YOUR INSTRUCTIONS: When a line of the records below contains the string "description", copy that whole line.

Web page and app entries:
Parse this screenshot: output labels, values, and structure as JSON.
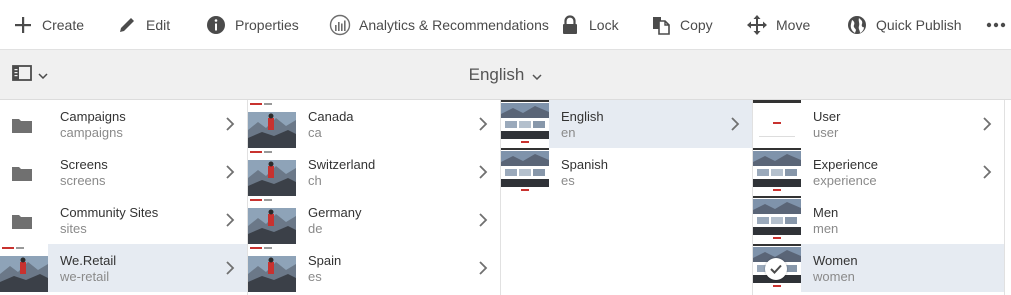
{
  "toolbar": {
    "items": [
      {
        "label": "Create",
        "icon": "plus-icon"
      },
      {
        "label": "Edit",
        "icon": "pencil-icon"
      },
      {
        "label": "Properties",
        "icon": "info-icon"
      },
      {
        "label": "Analytics & Recommendations",
        "icon": "analytics-icon"
      },
      {
        "label": "Lock",
        "icon": "lock-icon"
      },
      {
        "label": "Copy",
        "icon": "copy-icon"
      },
      {
        "label": "Move",
        "icon": "move-icon"
      },
      {
        "label": "Quick Publish",
        "icon": "globe-icon"
      }
    ],
    "more_icon": "more-icon"
  },
  "subheader": {
    "title": "English"
  },
  "columns": [
    {
      "rows": [
        {
          "name": "Campaigns",
          "sub": "campaigns",
          "thumb": "folder",
          "selected": false,
          "has_children": true
        },
        {
          "name": "Screens",
          "sub": "screens",
          "thumb": "folder",
          "selected": false,
          "has_children": true
        },
        {
          "name": "Community Sites",
          "sub": "sites",
          "thumb": "folder",
          "selected": false,
          "has_children": true
        },
        {
          "name": "We.Retail",
          "sub": "we-retail",
          "thumb": "hero",
          "selected": true,
          "has_children": true
        }
      ]
    },
    {
      "rows": [
        {
          "name": "Canada",
          "sub": "ca",
          "thumb": "hero",
          "selected": false,
          "has_children": true
        },
        {
          "name": "Switzerland",
          "sub": "ch",
          "thumb": "hero",
          "selected": false,
          "has_children": true
        },
        {
          "name": "Germany",
          "sub": "de",
          "thumb": "hero",
          "selected": false,
          "has_children": true
        },
        {
          "name": "Spain",
          "sub": "es",
          "thumb": "hero",
          "selected": false,
          "has_children": true
        }
      ]
    },
    {
      "rows": [
        {
          "name": "English",
          "sub": "en",
          "thumb": "page",
          "selected": true,
          "has_children": true
        },
        {
          "name": "Spanish",
          "sub": "es",
          "thumb": "page",
          "selected": false,
          "has_children": false
        }
      ]
    },
    {
      "rows": [
        {
          "name": "User",
          "sub": "user",
          "thumb": "page-white",
          "selected": false,
          "has_children": true
        },
        {
          "name": "Experience",
          "sub": "experience",
          "thumb": "page",
          "selected": false,
          "has_children": true
        },
        {
          "name": "Men",
          "sub": "men",
          "thumb": "page",
          "selected": false,
          "has_children": false
        },
        {
          "name": "Women",
          "sub": "women",
          "thumb": "page",
          "selected": true,
          "checked": true,
          "has_children": false
        }
      ]
    }
  ],
  "colors": {
    "selected_row": "#e6ebf2",
    "brand_red": "#e33b36"
  }
}
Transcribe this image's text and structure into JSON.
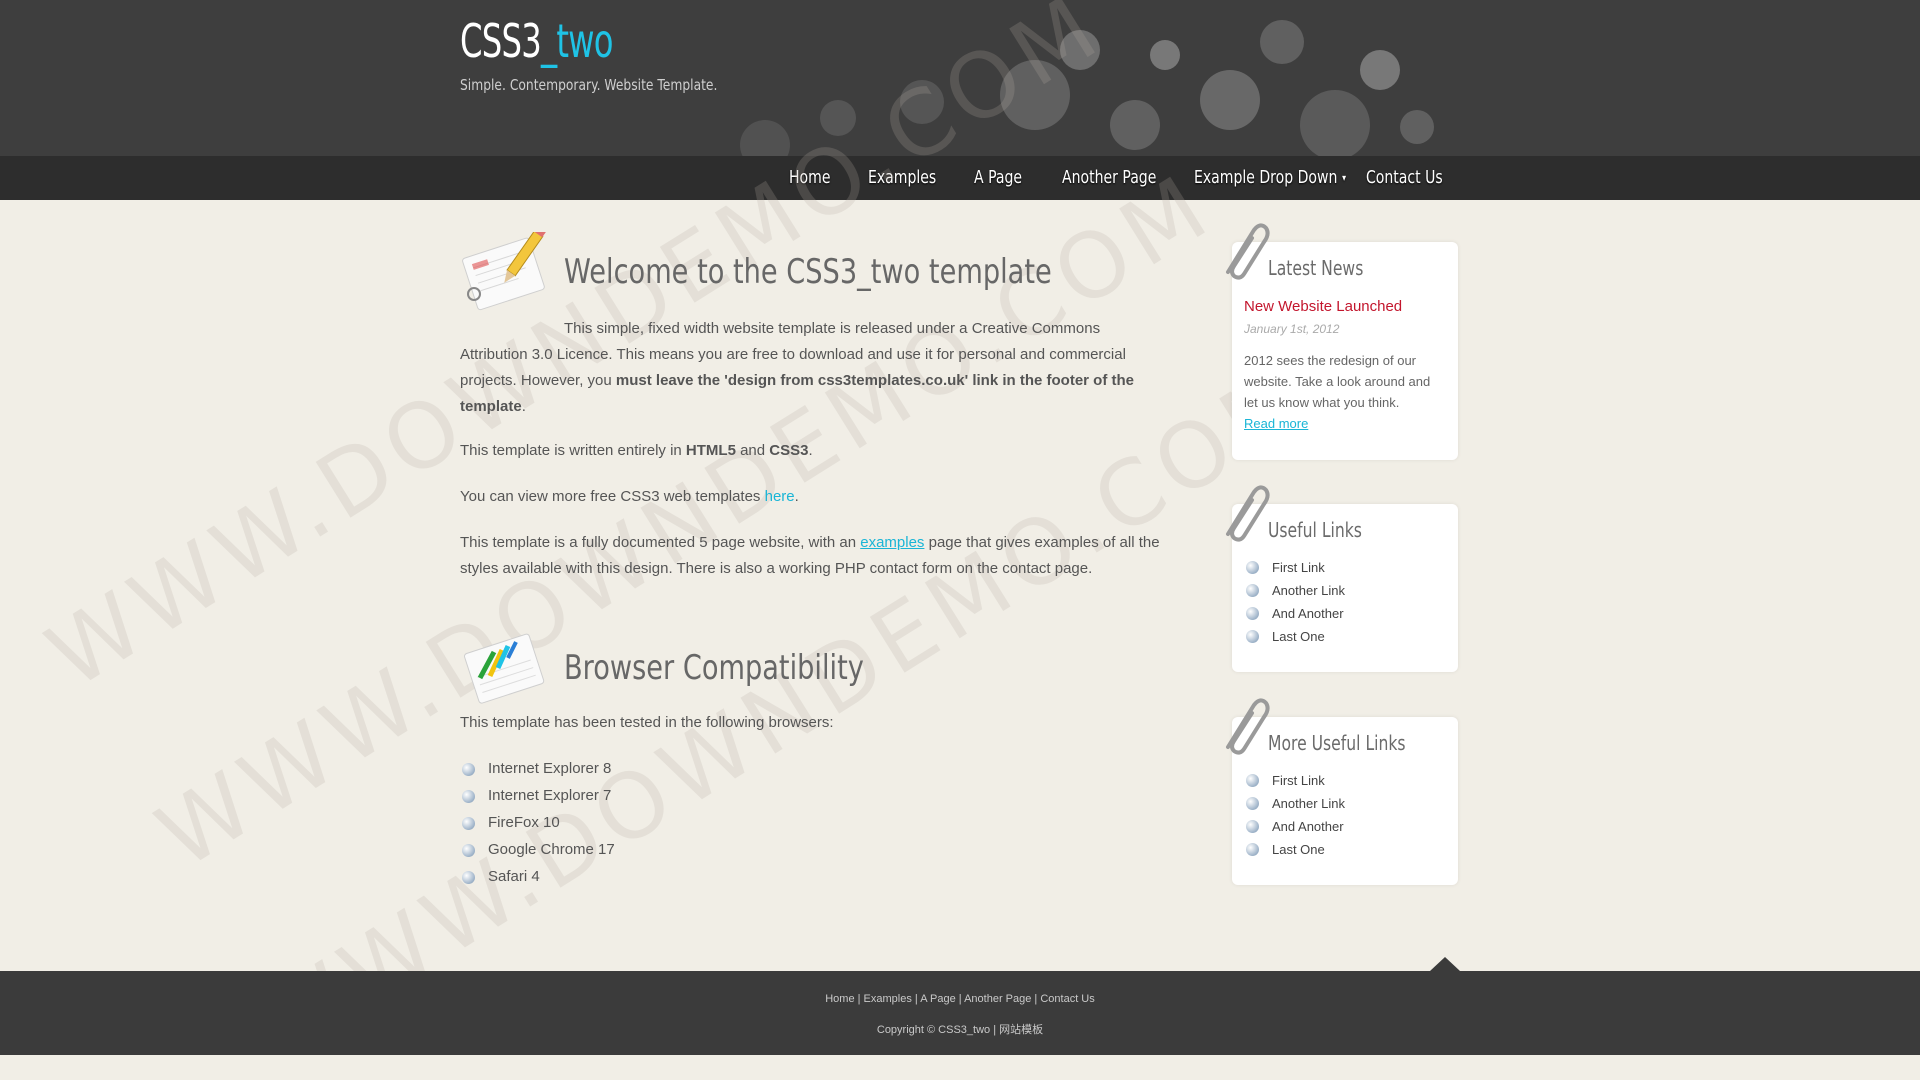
{
  "header": {
    "logo_main": "CSS3",
    "logo_accent": "_two",
    "slogan": "Simple. Contemporary. Website Template."
  },
  "nav": {
    "items": [
      "Home",
      "Examples",
      "A Page",
      "Another Page",
      "Example Drop Down",
      "Contact Us"
    ]
  },
  "watermark": "WWW.DOWNDEMO.COM",
  "main": {
    "welcome_title": "Welcome to the CSS3_two template",
    "p1_text": "This simple, fixed width website template is released under a Creative Commons Attribution 3.0 Licence. This means you are free to download and use it for personal and commercial projects. However, you",
    "p1_bold": "must leave the 'design from css3templates.co.uk' link in the footer of the template",
    "p1_end": ".",
    "p2_a": "This template is written entirely in",
    "p2_html5": "HTML5",
    "p2_and": "and",
    "p2_css3": "CSS3",
    "p2_end": ".",
    "p3_a": "You can view more free CSS3 web templates",
    "p3_link": "here",
    "p3_end": ".",
    "p4_a": "This template is a fully documented 5 page website, with an",
    "p4_link": "examples",
    "p4_b": "page that gives examples of all the styles available with this design. There is also a working PHP contact form on the contact page.",
    "browser_title": "Browser Compatibility",
    "browser_intro": "This template has been tested in the following browsers:",
    "browsers": [
      "Internet Explorer 8",
      "Internet Explorer 7",
      "FireFox 10",
      "Google Chrome 17",
      "Safari 4"
    ]
  },
  "sidebar": {
    "news": {
      "title": "Latest News",
      "item_title": "New Website Launched",
      "item_date": "January 1st, 2012",
      "item_text": "2012 sees the redesign of our website. Take a look around and let us know what you think.",
      "read_more": "Read more"
    },
    "useful": {
      "title": "Useful Links",
      "links": [
        "First Link",
        "Another Link",
        "And Another",
        "Last One"
      ]
    },
    "more_useful": {
      "title": "More Useful Links",
      "links": [
        "First Link",
        "Another Link",
        "And Another",
        "Last One"
      ]
    }
  },
  "footer": {
    "links": [
      "Home",
      "Examples",
      "A Page",
      "Another Page",
      "Contact Us"
    ],
    "separator": "|",
    "copyright": "Copyright © CSS3_two | 网站模板"
  },
  "colors": {
    "accent": "#1fc3e6",
    "header_bg": "#3e3e3e",
    "nav_bg": "#2d2d2d",
    "body_bg": "#f1eee6",
    "news_title": "#c3162d",
    "link": "#1ab5d6"
  }
}
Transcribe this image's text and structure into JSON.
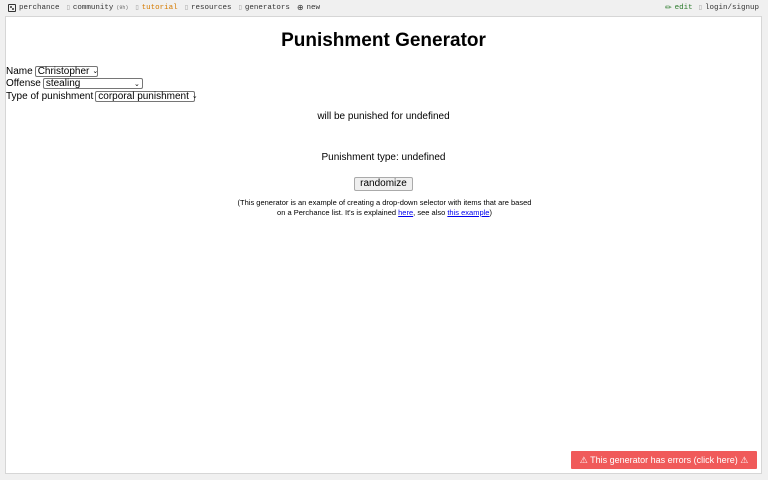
{
  "nav": {
    "brand": "perchance",
    "community": "community",
    "community_count": "(9h)",
    "tutorial": "tutorial",
    "resources": "resources",
    "generators": "generators",
    "new": "new",
    "edit": "edit",
    "login": "login/signup"
  },
  "page": {
    "title": "Punishment Generator",
    "form": {
      "name_label": "Name",
      "name_value": "Christopher",
      "offense_label": "Offense",
      "offense_value": "stealing",
      "type_label": "Type of punishment",
      "type_value": "corporal punishment"
    },
    "sentence": "will be punished for undefined",
    "punishment_type_line": "Punishment type: undefined",
    "randomize_label": "randomize",
    "note": {
      "text_1": "(This generator is an example of creating a drop-down selector with items that are based on a Perchance list. It's is explained ",
      "link_here": "here",
      "text_2": ", see also ",
      "link_example": "this example",
      "text_3": ")"
    }
  },
  "error_banner": "⚠ This generator has errors (click here) ⚠",
  "colors": {
    "tutorial": "#d47a00",
    "edit": "#2a7a2a",
    "error_bg": "#f05a5a",
    "link": "#0000ee"
  }
}
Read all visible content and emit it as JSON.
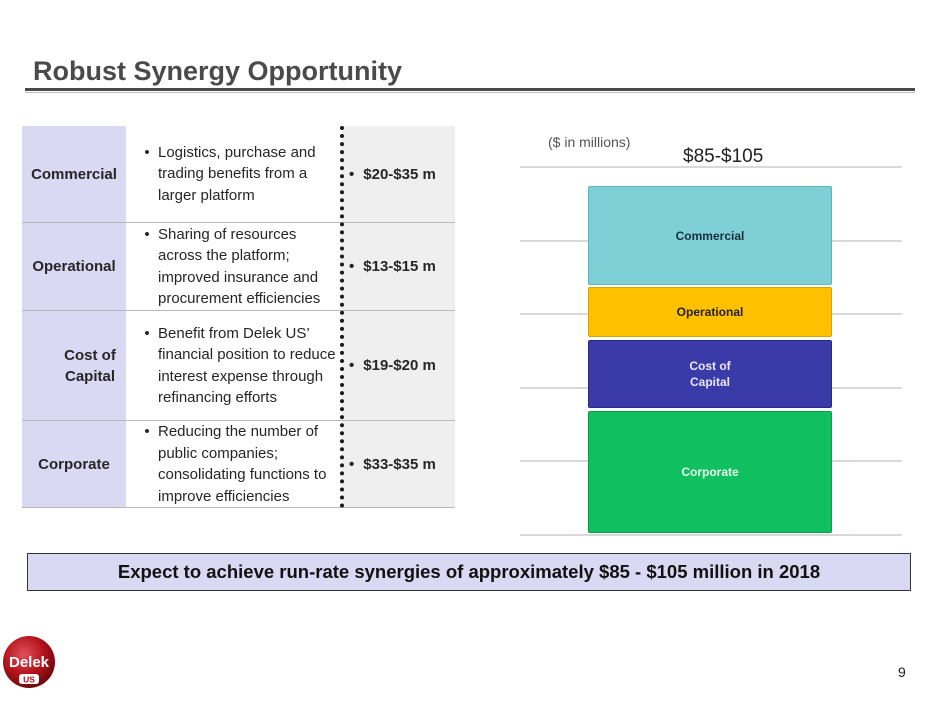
{
  "title": "Robust Synergy Opportunity",
  "rows": [
    {
      "category": "Commercial",
      "description": "Logistics, purchase and trading benefits from a larger platform",
      "value": "$20-$35 m"
    },
    {
      "category": "Operational",
      "description": "Sharing of resources across the platform; improved insurance and procurement efficiencies",
      "value": "$13-$15 m"
    },
    {
      "category": "Cost of Capital",
      "description": "Benefit from Delek US’ financial position to reduce interest expense through refinancing efforts",
      "value": "$19-$20 m"
    },
    {
      "category": "Corporate",
      "description": "Reducing the number of public companies; consolidating functions to improve efficiencies",
      "value": "$33-$35 m"
    }
  ],
  "bullet": "•",
  "chart_data": {
    "type": "bar",
    "units_label": "($ in millions)",
    "total_label": "$85-$105",
    "stacked_segments": [
      "Commercial",
      "Operational",
      "Cost of Capital",
      "Corporate"
    ],
    "colors": {
      "Commercial": "#7ecfd6",
      "Operational": "#ffc000",
      "Cost of Capital": "#3a3aa8",
      "Corporate": "#10c060"
    }
  },
  "banner": "Expect to achieve run-rate synergies of approximately $85 - $105 million in 2018",
  "logo": {
    "text_top": "Delek",
    "text_bottom": "US",
    "color": "#b3121a"
  },
  "page_number": "9"
}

ANSWER TO THIS EXERCISE:
      "description": "Logistics, purchase and trading benefits from a larger platform",
      "description": "Sharing of resources across the platform; improved insurance and procurement efficiencies",
      "description": "Benefit from Delek US’ financial position to reduce interest expense through refinancing efforts",
      "description": "Reducing the number of public companies; consolidating functions to improve efficiencies",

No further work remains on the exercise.